§ **WORK REQUIRED**
Copy, from the material below, each line that contains the word "Sheet".
[[ RAW DATA open ]]
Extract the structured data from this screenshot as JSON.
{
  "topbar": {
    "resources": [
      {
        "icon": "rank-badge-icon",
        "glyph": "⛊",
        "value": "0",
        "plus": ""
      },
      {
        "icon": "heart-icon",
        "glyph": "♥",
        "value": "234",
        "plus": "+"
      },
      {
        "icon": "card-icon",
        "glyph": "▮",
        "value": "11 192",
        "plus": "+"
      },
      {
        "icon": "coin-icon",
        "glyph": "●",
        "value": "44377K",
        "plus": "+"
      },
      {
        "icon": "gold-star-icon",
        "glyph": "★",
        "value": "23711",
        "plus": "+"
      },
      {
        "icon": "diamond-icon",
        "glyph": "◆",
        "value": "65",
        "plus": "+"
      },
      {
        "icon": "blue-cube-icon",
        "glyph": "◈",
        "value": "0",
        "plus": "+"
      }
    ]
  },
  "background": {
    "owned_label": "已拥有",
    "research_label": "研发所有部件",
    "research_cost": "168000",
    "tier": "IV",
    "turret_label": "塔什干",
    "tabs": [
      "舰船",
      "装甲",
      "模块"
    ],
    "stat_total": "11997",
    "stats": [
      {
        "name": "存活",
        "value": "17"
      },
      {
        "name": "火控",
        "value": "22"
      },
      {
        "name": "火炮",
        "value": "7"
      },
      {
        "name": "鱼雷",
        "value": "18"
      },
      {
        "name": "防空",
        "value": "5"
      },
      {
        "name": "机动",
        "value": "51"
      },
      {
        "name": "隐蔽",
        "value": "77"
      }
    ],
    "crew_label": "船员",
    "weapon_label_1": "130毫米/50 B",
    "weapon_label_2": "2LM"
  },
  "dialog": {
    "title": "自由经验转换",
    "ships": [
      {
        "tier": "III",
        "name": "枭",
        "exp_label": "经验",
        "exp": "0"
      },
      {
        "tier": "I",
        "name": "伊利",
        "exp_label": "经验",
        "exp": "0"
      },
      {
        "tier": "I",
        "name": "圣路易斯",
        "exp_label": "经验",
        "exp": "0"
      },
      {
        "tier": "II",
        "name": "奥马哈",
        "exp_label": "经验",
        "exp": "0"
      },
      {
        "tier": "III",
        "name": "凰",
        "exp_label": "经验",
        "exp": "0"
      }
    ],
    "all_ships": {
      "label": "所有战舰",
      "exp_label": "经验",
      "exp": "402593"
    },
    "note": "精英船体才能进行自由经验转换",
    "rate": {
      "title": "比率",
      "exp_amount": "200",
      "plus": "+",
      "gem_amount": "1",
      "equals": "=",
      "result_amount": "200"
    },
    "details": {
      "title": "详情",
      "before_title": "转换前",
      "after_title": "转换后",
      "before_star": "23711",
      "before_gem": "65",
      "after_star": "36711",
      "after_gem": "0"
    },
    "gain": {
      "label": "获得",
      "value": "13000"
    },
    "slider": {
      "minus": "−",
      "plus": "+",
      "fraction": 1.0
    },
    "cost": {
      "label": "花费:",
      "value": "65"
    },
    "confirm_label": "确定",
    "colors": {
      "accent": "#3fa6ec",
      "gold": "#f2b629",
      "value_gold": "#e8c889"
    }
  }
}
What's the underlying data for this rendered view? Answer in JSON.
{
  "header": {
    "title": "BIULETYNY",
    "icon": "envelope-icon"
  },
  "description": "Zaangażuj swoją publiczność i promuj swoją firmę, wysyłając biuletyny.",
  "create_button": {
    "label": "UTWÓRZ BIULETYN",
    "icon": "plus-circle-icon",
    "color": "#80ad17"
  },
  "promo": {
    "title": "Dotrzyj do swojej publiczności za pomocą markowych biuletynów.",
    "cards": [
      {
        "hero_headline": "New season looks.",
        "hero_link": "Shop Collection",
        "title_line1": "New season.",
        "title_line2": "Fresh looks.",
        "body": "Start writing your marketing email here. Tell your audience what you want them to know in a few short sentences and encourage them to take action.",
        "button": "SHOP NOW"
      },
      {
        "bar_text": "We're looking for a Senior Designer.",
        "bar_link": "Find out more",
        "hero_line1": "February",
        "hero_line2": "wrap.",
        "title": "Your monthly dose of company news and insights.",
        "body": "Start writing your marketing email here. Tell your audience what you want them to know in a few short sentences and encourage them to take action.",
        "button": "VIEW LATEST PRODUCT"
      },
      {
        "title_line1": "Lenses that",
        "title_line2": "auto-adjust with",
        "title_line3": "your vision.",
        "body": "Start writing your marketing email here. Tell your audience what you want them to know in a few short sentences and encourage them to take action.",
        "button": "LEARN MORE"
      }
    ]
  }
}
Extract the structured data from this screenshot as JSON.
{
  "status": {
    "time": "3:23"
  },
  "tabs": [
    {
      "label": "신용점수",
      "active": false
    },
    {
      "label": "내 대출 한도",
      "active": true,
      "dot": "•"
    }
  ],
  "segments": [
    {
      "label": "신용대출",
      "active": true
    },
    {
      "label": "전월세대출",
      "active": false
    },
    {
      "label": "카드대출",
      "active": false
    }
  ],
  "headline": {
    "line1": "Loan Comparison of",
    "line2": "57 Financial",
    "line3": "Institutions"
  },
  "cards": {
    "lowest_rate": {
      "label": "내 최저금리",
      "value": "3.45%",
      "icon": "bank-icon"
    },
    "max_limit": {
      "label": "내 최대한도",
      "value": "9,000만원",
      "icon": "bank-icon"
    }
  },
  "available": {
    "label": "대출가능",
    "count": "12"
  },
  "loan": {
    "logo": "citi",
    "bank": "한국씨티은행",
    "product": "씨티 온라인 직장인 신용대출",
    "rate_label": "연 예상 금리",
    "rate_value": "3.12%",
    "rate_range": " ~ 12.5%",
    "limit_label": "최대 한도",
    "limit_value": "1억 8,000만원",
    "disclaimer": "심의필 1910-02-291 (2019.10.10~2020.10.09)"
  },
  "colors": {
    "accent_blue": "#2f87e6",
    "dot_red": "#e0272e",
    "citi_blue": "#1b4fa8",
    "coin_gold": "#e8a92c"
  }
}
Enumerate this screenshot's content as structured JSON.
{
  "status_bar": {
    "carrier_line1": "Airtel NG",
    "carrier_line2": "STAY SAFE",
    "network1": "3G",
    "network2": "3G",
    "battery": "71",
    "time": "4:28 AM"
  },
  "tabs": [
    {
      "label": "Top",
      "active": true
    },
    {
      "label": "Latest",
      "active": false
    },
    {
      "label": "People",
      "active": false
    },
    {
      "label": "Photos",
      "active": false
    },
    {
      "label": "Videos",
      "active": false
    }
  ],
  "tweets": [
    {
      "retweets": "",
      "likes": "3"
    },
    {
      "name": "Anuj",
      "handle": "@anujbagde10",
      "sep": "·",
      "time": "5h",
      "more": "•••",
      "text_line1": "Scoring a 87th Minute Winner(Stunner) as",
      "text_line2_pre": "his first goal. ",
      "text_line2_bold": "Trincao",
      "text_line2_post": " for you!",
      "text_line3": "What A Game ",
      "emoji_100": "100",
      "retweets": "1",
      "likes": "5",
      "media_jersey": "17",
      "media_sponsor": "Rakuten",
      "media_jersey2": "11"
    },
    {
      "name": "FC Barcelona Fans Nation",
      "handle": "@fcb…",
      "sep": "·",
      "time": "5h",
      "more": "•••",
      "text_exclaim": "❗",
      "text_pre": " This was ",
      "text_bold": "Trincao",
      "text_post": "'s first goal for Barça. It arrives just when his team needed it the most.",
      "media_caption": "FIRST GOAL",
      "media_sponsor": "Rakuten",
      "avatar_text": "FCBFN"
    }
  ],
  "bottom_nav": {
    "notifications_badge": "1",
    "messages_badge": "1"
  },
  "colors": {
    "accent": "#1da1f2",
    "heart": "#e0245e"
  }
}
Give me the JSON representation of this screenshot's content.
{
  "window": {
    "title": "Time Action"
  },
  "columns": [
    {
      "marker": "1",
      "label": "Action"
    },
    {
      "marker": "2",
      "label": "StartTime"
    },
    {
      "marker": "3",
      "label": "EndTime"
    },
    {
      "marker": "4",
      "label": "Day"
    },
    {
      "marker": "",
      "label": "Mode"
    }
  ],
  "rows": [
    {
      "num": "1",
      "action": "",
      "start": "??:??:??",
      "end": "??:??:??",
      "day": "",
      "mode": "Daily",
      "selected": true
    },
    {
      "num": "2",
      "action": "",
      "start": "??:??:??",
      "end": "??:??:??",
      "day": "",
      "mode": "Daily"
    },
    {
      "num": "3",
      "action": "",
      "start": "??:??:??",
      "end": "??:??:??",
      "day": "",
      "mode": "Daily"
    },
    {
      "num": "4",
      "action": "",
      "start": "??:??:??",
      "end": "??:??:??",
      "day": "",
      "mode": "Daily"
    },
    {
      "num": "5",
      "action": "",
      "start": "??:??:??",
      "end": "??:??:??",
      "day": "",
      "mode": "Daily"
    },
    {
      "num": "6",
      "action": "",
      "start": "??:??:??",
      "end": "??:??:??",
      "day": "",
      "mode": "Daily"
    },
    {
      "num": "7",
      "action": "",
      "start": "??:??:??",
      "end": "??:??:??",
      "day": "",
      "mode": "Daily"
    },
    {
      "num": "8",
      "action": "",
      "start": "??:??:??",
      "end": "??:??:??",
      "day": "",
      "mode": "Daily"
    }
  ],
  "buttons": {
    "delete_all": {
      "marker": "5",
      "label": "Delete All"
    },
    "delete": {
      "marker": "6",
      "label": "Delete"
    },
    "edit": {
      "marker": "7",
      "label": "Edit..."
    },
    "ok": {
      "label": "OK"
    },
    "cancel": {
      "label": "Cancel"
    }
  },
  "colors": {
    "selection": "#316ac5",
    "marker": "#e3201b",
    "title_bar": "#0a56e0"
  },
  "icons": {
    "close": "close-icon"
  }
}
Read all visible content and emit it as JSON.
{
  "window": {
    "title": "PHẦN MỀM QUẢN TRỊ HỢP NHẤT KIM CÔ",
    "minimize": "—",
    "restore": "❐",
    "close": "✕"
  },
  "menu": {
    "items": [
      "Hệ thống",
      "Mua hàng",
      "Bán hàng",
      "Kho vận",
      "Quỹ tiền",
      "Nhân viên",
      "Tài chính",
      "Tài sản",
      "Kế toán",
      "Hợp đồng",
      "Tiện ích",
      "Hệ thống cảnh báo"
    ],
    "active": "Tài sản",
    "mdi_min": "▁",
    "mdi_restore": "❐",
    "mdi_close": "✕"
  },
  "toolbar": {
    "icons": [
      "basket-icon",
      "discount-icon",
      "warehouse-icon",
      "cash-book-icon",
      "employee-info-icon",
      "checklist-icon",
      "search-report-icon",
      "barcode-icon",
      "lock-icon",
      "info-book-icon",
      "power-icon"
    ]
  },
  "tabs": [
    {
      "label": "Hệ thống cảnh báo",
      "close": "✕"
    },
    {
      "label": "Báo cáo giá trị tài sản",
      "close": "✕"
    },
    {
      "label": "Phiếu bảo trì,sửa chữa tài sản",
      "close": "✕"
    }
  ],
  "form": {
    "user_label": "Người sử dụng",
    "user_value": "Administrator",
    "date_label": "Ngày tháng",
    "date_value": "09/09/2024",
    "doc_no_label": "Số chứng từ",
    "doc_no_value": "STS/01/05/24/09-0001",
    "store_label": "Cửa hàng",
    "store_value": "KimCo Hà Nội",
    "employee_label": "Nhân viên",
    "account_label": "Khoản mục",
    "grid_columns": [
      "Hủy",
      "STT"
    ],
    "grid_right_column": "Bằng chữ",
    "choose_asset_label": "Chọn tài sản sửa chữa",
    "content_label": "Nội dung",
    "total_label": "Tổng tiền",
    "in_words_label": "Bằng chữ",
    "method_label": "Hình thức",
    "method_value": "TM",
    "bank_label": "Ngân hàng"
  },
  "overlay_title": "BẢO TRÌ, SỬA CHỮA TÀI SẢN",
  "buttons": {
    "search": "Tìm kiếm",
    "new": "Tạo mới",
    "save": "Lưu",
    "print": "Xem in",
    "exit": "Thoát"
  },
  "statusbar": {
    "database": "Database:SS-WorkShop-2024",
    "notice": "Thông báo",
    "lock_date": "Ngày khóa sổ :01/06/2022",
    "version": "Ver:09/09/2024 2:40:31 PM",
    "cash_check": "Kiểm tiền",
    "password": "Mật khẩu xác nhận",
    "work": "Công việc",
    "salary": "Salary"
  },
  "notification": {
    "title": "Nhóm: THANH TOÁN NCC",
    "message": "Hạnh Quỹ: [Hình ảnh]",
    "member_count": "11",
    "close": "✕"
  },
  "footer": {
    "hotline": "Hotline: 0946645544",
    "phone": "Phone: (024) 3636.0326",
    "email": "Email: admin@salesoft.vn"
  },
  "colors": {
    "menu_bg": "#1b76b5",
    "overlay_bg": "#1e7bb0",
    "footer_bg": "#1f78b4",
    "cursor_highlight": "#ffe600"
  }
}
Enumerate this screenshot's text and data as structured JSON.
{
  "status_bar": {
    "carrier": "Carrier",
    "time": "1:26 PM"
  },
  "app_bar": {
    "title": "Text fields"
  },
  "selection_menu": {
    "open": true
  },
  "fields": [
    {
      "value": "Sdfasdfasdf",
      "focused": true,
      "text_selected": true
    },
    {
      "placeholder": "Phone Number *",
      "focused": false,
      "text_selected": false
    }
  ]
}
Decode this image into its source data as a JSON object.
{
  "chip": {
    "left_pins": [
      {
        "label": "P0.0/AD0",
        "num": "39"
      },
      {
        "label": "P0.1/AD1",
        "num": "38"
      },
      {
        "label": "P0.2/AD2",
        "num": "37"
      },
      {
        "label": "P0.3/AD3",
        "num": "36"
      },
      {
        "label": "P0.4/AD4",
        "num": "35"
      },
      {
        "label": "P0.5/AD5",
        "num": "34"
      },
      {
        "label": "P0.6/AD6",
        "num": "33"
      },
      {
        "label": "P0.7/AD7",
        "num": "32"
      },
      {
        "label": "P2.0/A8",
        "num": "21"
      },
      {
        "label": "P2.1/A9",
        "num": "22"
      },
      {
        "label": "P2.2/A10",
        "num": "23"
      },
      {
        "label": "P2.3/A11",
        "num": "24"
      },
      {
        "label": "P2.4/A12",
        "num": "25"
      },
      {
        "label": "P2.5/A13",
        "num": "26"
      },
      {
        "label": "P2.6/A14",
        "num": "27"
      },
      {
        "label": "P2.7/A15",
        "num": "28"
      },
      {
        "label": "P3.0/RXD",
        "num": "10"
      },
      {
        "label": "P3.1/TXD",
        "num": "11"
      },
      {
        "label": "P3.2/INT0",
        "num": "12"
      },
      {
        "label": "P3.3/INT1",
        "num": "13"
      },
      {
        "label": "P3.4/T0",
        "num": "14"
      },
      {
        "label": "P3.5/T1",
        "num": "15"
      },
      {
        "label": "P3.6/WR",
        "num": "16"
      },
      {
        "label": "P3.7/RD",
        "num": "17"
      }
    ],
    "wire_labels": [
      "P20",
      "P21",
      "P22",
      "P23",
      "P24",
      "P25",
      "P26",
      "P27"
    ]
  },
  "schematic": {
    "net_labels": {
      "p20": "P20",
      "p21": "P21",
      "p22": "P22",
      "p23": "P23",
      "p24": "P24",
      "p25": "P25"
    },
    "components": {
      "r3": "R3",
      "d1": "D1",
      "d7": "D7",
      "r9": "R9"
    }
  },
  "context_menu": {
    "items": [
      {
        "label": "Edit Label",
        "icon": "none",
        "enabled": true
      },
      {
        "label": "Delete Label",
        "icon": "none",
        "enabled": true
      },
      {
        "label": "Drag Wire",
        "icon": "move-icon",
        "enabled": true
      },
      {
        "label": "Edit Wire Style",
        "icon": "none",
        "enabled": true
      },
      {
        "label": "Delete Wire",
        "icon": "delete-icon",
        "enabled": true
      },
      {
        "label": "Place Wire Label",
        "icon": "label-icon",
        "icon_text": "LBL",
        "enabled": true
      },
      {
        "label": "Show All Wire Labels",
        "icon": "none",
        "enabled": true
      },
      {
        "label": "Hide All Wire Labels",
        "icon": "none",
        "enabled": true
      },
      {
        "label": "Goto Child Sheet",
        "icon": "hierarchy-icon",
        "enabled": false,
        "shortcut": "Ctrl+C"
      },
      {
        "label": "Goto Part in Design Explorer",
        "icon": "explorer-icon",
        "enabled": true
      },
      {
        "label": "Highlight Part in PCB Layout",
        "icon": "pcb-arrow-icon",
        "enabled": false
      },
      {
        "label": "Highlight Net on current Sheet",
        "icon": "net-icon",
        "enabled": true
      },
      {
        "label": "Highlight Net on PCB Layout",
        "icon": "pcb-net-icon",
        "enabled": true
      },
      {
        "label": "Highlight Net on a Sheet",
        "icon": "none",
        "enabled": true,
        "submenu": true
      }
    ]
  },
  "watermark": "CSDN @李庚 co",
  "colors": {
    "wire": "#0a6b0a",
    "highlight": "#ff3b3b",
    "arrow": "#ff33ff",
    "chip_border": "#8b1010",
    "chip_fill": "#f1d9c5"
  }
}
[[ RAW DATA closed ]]
§ **RESULT OF THIS TASK**
        "label": "Goto Child Sheet",
        "label": "Highlight Net on current Sheet",
        "label": "Highlight Net on a Sheet",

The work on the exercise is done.